    Tex10 is correct. The 1969s came with 440s, but they also had the 426 Hemi as an option. Yes, they came stock with a 4 spd manual. While the 4 spds are a hoot, many people preferred the automatic for racing. After 1971 the Charger RT was history (until 2006 of course). In 1972 it was the 340 Magnum and 440 Magnum as the hot models but the horsepower dropped significantly. After 1973 the 440 was dropped. A 400 was available but it was pretty much a boat anchor. Even though the 340 was down to 240 HP by 1973 it was the better engine choice if you really want to drive the car. By 1974 even the 340 was gone.

    The first thing we need to learn is that Dodge is a great brand and we car lovers call them Mopars. :-) This is just a suggestion...if you're interested in testing the waters by restoring a Mopar, it's helpful to start with one having a small block engine. The reason is that parts are more readily available and they cost less. Plus the small blocks can really spin the RPMs and take a beating. The big blocks are more temperamental, run hotter, use a LOT more fuel, and are generally a little more difficult to work on. Best of luck to you!
  • Mr_ShiftrightMr_Shiftright Member Posts: 64,481
    That's good advice. The Mopar big blocks, meaning the 440s and 426, etc. are really no fun in daily street driving.
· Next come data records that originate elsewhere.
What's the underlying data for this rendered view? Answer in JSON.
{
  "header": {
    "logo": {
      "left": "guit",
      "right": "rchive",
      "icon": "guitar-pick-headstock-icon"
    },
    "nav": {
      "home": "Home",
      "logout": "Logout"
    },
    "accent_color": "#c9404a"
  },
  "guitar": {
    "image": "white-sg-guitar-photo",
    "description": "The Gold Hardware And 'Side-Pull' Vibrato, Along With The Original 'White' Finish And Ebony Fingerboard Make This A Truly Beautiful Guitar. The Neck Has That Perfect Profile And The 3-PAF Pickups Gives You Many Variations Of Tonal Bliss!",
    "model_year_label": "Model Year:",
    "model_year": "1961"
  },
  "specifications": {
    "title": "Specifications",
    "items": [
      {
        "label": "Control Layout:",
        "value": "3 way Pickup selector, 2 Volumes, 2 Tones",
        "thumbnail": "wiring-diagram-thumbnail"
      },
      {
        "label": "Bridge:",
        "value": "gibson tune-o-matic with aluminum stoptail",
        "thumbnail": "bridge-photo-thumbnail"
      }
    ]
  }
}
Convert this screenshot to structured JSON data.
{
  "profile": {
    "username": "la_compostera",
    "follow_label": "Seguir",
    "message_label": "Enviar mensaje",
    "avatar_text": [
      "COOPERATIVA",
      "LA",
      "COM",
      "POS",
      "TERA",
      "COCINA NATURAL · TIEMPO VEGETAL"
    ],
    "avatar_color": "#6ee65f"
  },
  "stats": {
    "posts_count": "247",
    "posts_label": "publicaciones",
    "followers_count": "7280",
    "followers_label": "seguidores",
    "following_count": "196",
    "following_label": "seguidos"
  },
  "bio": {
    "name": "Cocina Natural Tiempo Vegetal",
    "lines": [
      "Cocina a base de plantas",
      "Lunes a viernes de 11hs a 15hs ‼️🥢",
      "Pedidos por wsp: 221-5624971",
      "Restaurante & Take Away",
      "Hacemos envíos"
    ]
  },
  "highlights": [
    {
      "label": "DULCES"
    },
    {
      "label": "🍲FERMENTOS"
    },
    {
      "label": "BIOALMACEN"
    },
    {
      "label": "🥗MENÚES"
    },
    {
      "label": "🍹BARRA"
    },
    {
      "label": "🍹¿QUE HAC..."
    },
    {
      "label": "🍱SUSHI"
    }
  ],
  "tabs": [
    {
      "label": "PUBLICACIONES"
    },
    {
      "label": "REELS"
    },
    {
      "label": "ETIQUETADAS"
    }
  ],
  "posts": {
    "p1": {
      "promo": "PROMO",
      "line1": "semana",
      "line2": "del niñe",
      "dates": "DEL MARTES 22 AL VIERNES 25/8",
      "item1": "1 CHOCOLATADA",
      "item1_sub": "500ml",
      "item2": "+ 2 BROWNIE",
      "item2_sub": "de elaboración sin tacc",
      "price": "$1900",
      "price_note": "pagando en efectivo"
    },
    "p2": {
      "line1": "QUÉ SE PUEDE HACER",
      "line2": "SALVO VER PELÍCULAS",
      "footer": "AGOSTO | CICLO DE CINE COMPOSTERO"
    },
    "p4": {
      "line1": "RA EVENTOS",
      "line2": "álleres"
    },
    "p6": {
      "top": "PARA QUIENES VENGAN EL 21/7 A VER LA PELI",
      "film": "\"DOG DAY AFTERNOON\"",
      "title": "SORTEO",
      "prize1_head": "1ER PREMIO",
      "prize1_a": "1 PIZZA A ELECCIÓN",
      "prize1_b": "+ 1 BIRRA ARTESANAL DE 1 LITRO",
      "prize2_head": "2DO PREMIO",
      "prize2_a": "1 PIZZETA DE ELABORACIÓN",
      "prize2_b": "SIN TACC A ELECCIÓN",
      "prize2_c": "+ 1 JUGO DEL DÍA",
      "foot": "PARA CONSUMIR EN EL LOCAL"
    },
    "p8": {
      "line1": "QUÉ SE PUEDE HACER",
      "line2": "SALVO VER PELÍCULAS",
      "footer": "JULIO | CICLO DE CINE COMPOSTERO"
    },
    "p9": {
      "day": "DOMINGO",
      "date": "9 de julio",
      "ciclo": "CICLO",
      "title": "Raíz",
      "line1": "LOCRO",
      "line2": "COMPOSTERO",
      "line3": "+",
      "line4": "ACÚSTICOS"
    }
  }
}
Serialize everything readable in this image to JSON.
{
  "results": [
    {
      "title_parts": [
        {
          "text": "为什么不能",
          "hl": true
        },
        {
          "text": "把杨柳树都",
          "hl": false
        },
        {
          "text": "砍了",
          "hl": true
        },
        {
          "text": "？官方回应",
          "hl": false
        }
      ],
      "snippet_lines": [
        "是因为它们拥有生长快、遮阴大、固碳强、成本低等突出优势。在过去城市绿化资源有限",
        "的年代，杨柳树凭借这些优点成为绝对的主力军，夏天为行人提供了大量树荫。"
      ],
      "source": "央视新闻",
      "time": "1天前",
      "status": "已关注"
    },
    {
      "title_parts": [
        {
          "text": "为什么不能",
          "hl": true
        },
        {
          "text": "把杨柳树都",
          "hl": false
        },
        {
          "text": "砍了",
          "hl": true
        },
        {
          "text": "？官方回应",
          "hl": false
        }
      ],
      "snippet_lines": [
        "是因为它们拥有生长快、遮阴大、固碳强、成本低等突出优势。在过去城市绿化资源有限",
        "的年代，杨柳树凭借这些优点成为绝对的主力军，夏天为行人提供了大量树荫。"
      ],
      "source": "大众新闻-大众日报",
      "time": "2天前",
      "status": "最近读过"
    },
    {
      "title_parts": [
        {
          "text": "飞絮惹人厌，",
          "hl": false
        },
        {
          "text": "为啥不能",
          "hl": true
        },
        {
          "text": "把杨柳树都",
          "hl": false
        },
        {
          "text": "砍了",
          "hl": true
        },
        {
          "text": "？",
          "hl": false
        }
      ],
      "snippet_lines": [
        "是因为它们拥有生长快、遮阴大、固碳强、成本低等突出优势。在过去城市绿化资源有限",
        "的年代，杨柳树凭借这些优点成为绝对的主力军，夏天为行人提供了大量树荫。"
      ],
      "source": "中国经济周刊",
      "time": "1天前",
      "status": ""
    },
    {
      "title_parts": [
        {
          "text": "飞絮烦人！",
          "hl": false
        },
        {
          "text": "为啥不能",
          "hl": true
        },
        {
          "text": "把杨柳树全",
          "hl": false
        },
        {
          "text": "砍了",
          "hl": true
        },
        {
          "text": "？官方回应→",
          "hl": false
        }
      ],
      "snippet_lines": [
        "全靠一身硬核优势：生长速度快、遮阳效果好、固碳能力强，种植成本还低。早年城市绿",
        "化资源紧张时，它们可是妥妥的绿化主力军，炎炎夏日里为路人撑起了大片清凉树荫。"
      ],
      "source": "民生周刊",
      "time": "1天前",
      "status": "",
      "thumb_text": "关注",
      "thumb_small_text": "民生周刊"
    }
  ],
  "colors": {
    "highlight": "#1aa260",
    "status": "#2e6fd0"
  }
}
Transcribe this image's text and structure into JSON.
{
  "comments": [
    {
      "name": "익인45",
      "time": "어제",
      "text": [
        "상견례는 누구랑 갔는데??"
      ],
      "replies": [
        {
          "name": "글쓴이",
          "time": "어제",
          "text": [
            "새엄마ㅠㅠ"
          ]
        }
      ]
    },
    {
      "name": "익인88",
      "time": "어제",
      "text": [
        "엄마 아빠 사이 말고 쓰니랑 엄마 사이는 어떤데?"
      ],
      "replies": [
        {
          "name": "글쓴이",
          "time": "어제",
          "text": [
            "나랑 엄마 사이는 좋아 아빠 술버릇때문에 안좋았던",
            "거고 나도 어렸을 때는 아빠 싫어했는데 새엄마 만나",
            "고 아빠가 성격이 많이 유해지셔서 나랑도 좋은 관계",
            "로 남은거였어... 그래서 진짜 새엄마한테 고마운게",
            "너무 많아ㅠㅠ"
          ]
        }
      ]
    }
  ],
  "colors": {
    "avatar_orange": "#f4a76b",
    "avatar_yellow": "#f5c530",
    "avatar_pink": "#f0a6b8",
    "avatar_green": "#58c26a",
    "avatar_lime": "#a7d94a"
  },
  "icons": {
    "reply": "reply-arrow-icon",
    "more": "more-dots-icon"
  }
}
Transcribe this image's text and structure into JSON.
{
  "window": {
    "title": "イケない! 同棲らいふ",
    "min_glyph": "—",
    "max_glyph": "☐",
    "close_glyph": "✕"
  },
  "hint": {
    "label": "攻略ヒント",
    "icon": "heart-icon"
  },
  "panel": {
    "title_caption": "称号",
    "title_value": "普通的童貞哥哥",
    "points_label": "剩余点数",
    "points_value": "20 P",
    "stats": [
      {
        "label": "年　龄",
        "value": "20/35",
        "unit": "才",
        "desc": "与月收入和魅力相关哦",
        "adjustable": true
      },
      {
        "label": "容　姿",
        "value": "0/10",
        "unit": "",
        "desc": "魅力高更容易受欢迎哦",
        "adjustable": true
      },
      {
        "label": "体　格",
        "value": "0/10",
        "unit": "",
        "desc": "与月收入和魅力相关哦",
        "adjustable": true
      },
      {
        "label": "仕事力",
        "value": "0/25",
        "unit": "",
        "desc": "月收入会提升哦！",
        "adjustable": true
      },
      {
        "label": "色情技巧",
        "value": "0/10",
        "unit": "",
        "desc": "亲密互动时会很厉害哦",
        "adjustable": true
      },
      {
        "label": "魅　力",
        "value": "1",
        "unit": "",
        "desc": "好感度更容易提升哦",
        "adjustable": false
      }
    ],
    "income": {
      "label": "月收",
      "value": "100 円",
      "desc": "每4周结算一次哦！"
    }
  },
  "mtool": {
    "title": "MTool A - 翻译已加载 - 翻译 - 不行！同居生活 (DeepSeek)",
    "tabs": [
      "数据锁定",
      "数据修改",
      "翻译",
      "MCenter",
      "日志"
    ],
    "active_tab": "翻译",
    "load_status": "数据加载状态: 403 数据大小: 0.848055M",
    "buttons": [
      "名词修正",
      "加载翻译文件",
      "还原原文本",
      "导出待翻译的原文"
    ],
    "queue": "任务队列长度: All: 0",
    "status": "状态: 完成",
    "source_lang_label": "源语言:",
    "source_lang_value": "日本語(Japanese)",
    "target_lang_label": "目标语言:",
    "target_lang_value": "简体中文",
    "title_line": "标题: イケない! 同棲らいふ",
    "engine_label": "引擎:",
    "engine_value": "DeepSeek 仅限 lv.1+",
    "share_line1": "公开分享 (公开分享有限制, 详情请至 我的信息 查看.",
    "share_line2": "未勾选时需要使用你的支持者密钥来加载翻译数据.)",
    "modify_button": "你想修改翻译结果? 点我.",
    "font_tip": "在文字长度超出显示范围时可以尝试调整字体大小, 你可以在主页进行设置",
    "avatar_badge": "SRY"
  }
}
What you get is sort of a typical huge displacement, high compression step on the gas and your neck gets snapped one way, and then you let off the gas to brake and your neck goes the other way. An automatic (heresy?) might help this.

    Lots of folks are building clones, too. You can take a bare bones 318 coupe and build it the way you like with various engines, trans and trim pieces...and you don't have to sweat bullets every time you take it somewhere because it is more easily replaceable.
  • 440rt440rt Member Posts: 1
    It is fun reading what others think of the Dodge Chargers. I own a 1972 SE with a 400, and 727 Auto. The other one is a 1971 R/T, 4spd, dana trac/pak car. One comment I would make on the 400 engine is it may be a boat anchor in it's stock condition, but it can be bought at a reasonable price, and modified easily into a quick car. Here's how....Edelbrock Heads, 9.5 compression pistons, and a hotter cam. That will add 100 plus hp. If that is not enough a 440 modified crankshaft goes in, and it becomes a 451. I agree that the big blocks are not the best daily drivers, but when the sun is shining, and a friend says lets go for a ride you know the R/T rolls out of the garage. When we hit third gear, and that beast breaks the tires loose you know there are two guys in there grinning ear to ear. :)
  • steverstever Guest Posts: 52,454
    "Of all the major auto manufacturers, DaimlerChrysler seems to have done the best job of keeping the true cost to own its vehicles within close range of their market prices. Most of the Chrysler vehicles, as well as many of the standard Mercedes-Benz vehicles, fall in terms of cost either right along or just below the ownership status quo."

    True Cost vs. Value (Inside Line)

    Steve, Host
  • scottmandrakescottmandrake Member Posts: 3
    I agree with steve on that one for sure. They have also managed to stay on top with the rest of the automotive manufacturers without being "in your face" about it. I have seen a lot of custom chargers being produced by small builders and the like, which is great considering it hasn't been out very long this year.
  • steverstever Guest Posts: 52,454
    Glad you liked it, but the two Phils wrote the blurb so I can't take any credit. I just linked the story.

    Looks like you need to set up your imagepage and post some pics of your own rides. Just log in with your user name and password and you're in.

    Steve, Host
This discussion has been closed.